• _SUPPLIED RECORDS_
┄┄┄┄┄┄┄┄┄┄┄┄┄┄┄┄┄┄┄┄

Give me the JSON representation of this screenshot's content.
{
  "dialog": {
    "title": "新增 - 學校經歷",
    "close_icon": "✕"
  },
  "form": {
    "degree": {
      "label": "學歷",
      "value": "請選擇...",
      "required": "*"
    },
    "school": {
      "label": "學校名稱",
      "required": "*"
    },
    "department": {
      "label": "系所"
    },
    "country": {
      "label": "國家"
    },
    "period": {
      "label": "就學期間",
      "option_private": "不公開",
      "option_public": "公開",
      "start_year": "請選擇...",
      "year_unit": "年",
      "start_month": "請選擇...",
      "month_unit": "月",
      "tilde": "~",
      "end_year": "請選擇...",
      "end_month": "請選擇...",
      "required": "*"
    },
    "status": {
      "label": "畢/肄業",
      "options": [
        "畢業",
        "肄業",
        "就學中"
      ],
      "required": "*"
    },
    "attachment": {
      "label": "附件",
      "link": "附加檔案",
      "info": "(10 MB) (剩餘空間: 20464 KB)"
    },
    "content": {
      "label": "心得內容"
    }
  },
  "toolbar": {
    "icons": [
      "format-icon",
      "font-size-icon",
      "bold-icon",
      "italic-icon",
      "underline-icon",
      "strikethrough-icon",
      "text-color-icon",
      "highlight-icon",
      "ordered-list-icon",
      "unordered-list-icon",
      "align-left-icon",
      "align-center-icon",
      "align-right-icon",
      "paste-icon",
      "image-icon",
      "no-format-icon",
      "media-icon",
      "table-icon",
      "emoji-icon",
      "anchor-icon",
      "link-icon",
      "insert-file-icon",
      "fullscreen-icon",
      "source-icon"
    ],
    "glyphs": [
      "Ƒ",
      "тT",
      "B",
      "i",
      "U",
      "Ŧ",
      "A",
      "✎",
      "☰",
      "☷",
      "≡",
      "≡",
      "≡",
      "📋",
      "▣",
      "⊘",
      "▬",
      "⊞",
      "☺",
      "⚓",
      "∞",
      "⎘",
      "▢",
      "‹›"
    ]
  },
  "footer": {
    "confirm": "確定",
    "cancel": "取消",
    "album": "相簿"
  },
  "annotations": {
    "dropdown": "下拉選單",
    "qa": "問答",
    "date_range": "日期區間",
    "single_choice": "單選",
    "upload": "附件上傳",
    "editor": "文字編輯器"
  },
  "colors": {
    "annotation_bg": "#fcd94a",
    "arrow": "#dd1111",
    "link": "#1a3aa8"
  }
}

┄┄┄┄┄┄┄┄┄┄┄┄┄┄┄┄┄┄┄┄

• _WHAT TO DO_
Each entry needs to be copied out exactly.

• _EXPECTED ANSWER_
Give me the JSON representation of this screenshot's content.
{
  "dialog": {
    "title": "新增 - 學校經歷",
    "close_icon": "✕"
  },
  "form": {
    "degree": {
      "label": "學歷",
      "value": "請選擇...",
      "required": "*"
    },
    "school": {
      "label": "學校名稱",
      "required": "*"
    },
    "department": {
      "label": "系所"
    },
    "country": {
      "label": "國家"
    },
    "period": {
      "label": "就學期間",
      "option_private": "不公開",
      "option_public": "公開",
      "start_year": "請選擇...",
      "year_unit": "年",
      "start_month": "請選擇...",
      "month_unit": "月",
      "tilde": "~",
      "end_year": "請選擇...",
      "end_month": "請選擇...",
      "required": "*"
    },
    "status": {
      "label": "畢/肄業",
      "options": [
        "畢業",
        "肄業",
        "就學中"
      ],
      "required": "*"
    },
    "attachment": {
      "label": "附件",
      "link": "附加檔案",
      "info": "(10 MB) (剩餘空間: 20464 KB)"
    },
    "content": {
      "label": "心得內容"
    }
  },
  "toolbar": {
    "icons": [
      "format-icon",
      "font-size-icon",
      "bold-icon",
      "italic-icon",
      "underline-icon",
      "strikethrough-icon",
      "text-color-icon",
      "highlight-icon",
      "ordered-list-icon",
      "unordered-list-icon",
      "align-left-icon",
      "align-center-icon",
      "align-right-icon",
      "paste-icon",
      "image-icon",
      "no-format-icon",
      "media-icon",
      "table-icon",
      "emoji-icon",
      "anchor-icon",
      "link-icon",
      "insert-file-icon",
      "fullscreen-icon",
      "source-icon"
    ],
    "glyphs": [
      "Ƒ",
      "тT",
      "B",
      "i",
      "U",
      "Ŧ",
      "A",
      "✎",
      "☰",
      "☷",
      "≡",
      "≡",
      "≡",
      "📋",
      "▣",
      "⊘",
      "▬",
      "⊞",
      "☺",
      "⚓",
      "∞",
      "⎘",
      "▢",
      "‹›"
    ]
  },
  "footer": {
    "confirm": "確定",
    "cancel": "取消",
    "album": "相簿"
  },
  "annotations": {
    "dropdown": "下拉選單",
    "qa": "問答",
    "date_range": "日期區間",
    "single_choice": "單選",
    "upload": "附件上傳",
    "editor": "文字編輯器"
  },
  "colors": {
    "annotation_bg": "#fcd94a",
    "arrow": "#dd1111",
    "link": "#1a3aa8"
  }
}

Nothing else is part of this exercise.